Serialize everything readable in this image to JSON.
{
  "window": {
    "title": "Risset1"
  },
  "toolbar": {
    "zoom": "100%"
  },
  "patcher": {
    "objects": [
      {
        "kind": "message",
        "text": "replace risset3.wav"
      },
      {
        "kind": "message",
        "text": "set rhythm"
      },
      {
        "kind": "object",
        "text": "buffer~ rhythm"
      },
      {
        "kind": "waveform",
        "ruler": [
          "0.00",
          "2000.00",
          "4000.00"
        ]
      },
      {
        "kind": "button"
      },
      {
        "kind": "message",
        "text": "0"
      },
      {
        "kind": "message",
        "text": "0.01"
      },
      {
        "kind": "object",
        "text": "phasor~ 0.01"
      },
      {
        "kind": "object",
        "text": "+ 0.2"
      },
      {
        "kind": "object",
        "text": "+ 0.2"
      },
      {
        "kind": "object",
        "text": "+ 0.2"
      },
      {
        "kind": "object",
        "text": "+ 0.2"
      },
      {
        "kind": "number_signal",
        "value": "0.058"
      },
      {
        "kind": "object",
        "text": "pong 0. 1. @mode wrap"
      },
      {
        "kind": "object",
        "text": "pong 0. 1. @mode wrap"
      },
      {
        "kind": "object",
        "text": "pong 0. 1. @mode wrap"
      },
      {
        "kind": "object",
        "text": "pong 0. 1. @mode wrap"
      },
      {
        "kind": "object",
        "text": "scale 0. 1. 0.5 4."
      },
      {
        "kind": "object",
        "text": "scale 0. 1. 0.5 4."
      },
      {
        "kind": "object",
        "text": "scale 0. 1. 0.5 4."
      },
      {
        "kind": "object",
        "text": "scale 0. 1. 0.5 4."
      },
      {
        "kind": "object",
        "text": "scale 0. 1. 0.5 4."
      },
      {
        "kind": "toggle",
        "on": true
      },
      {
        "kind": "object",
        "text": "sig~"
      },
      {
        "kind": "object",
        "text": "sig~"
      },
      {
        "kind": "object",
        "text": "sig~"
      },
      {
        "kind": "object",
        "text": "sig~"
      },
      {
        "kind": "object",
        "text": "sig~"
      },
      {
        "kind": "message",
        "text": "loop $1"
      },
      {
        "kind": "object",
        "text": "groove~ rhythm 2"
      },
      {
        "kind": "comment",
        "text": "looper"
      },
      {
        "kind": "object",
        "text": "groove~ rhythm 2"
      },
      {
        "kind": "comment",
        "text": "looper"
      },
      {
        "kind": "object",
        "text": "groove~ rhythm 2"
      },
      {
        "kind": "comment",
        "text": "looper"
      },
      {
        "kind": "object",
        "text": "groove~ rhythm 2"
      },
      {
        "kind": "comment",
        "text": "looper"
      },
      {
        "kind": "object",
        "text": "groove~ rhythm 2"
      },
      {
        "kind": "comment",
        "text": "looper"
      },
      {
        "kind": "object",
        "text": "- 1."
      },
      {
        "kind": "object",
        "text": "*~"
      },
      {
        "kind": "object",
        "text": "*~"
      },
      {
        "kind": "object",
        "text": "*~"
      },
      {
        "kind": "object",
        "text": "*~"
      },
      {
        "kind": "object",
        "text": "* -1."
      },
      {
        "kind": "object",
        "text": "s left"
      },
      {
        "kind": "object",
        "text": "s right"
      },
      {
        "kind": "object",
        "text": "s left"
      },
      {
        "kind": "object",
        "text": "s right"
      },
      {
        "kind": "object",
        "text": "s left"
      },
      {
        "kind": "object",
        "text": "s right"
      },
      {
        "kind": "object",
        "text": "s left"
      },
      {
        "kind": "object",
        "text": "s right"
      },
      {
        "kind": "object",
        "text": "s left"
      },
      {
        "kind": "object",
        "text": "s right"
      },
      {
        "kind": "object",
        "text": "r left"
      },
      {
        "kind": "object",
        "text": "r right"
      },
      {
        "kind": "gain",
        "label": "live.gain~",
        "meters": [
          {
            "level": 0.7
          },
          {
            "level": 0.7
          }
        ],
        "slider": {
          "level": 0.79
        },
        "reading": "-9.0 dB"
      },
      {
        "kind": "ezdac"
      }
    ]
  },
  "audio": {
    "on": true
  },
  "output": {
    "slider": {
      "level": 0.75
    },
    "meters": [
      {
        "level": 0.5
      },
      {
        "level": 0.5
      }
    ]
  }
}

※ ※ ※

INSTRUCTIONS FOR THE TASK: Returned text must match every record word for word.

FINISHED TASK:
Serialize everything readable in this image to JSON.
{
  "window": {
    "title": "Risset1"
  },
  "toolbar": {
    "zoom": "100%"
  },
  "patcher": {
    "objects": [
      {
        "kind": "message",
        "text": "replace risset3.wav"
      },
      {
        "kind": "message",
        "text": "set rhythm"
      },
      {
        "kind": "object",
        "text": "buffer~ rhythm"
      },
      {
        "kind": "waveform",
        "ruler": [
          "0.00",
          "2000.00",
          "4000.00"
        ]
      },
      {
        "kind": "button"
      },
      {
        "kind": "message",
        "text": "0"
      },
      {
        "kind": "message",
        "text": "0.01"
      },
      {
        "kind": "object",
        "text": "phasor~ 0.01"
      },
      {
        "kind": "object",
        "text": "+ 0.2"
      },
      {
        "kind": "object",
        "text": "+ 0.2"
      },
      {
        "kind": "object",
        "text": "+ 0.2"
      },
      {
        "kind": "object",
        "text": "+ 0.2"
      },
      {
        "kind": "number_signal",
        "value": "0.058"
      },
      {
        "kind": "object",
        "text": "pong 0. 1. @mode wrap"
      },
      {
        "kind": "object",
        "text": "pong 0. 1. @mode wrap"
      },
      {
        "kind": "object",
        "text": "pong 0. 1. @mode wrap"
      },
      {
        "kind": "object",
        "text": "pong 0. 1. @mode wrap"
      },
      {
        "kind": "object",
        "text": "scale 0. 1. 0.5 4."
      },
      {
        "kind": "object",
        "text": "scale 0. 1. 0.5 4."
      },
      {
        "kind": "object",
        "text": "scale 0. 1. 0.5 4."
      },
      {
        "kind": "object",
        "text": "scale 0. 1. 0.5 4."
      },
      {
        "kind": "object",
        "text": "scale 0. 1. 0.5 4."
      },
      {
        "kind": "toggle",
        "on": true
      },
      {
        "kind": "object",
        "text": "sig~"
      },
      {
        "kind": "object",
        "text": "sig~"
      },
      {
        "kind": "object",
        "text": "sig~"
      },
      {
        "kind": "object",
        "text": "sig~"
      },
      {
        "kind": "object",
        "text": "sig~"
      },
      {
        "kind": "message",
        "text": "loop $1"
      },
      {
        "kind": "object",
        "text": "groove~ rhythm 2"
      },
      {
        "kind": "comment",
        "text": "looper"
      },
      {
        "kind": "object",
        "text": "groove~ rhythm 2"
      },
      {
        "kind": "comment",
        "text": "looper"
      },
      {
        "kind": "object",
        "text": "groove~ rhythm 2"
      },
      {
        "kind": "comment",
        "text": "looper"
      },
      {
        "kind": "object",
        "text": "groove~ rhythm 2"
      },
      {
        "kind": "comment",
        "text": "looper"
      },
      {
        "kind": "object",
        "text": "groove~ rhythm 2"
      },
      {
        "kind": "comment",
        "text": "looper"
      },
      {
        "kind": "object",
        "text": "- 1."
      },
      {
        "kind": "object",
        "text": "*~"
      },
      {
        "kind": "object",
        "text": "*~"
      },
      {
        "kind": "object",
        "text": "*~"
      },
      {
        "kind": "object",
        "text": "*~"
      },
      {
        "kind": "object",
        "text": "* -1."
      },
      {
        "kind": "object",
        "text": "s left"
      },
      {
        "kind": "object",
        "text": "s right"
      },
      {
        "kind": "object",
        "text": "s left"
      },
      {
        "kind": "object",
        "text": "s right"
      },
      {
        "kind": "object",
        "text": "s left"
      },
      {
        "kind": "object",
        "text": "s right"
      },
      {
        "kind": "object",
        "text": "s left"
      },
      {
        "kind": "object",
        "text": "s right"
      },
      {
        "kind": "object",
        "text": "s left"
      },
      {
        "kind": "object",
        "text": "s right"
      },
      {
        "kind": "object",
        "text": "r left"
      },
      {
        "kind": "object",
        "text": "r right"
      },
      {
        "kind": "gain",
        "label": "live.gain~",
        "meters": [
          {
            "level": 0.7
          },
          {
            "level": 0.7
          }
        ],
        "slider": {
          "level": 0.79
        },
        "reading": "-9.0 dB"
      },
      {
        "kind": "ezdac"
      }
    ]
  },
  "audio": {
    "on": true
  },
  "output": {
    "slider": {
      "level": 0.75
    },
    "meters": [
      {
        "level": 0.5
      },
      {
        "level": 0.5
      }
    ]
  }
}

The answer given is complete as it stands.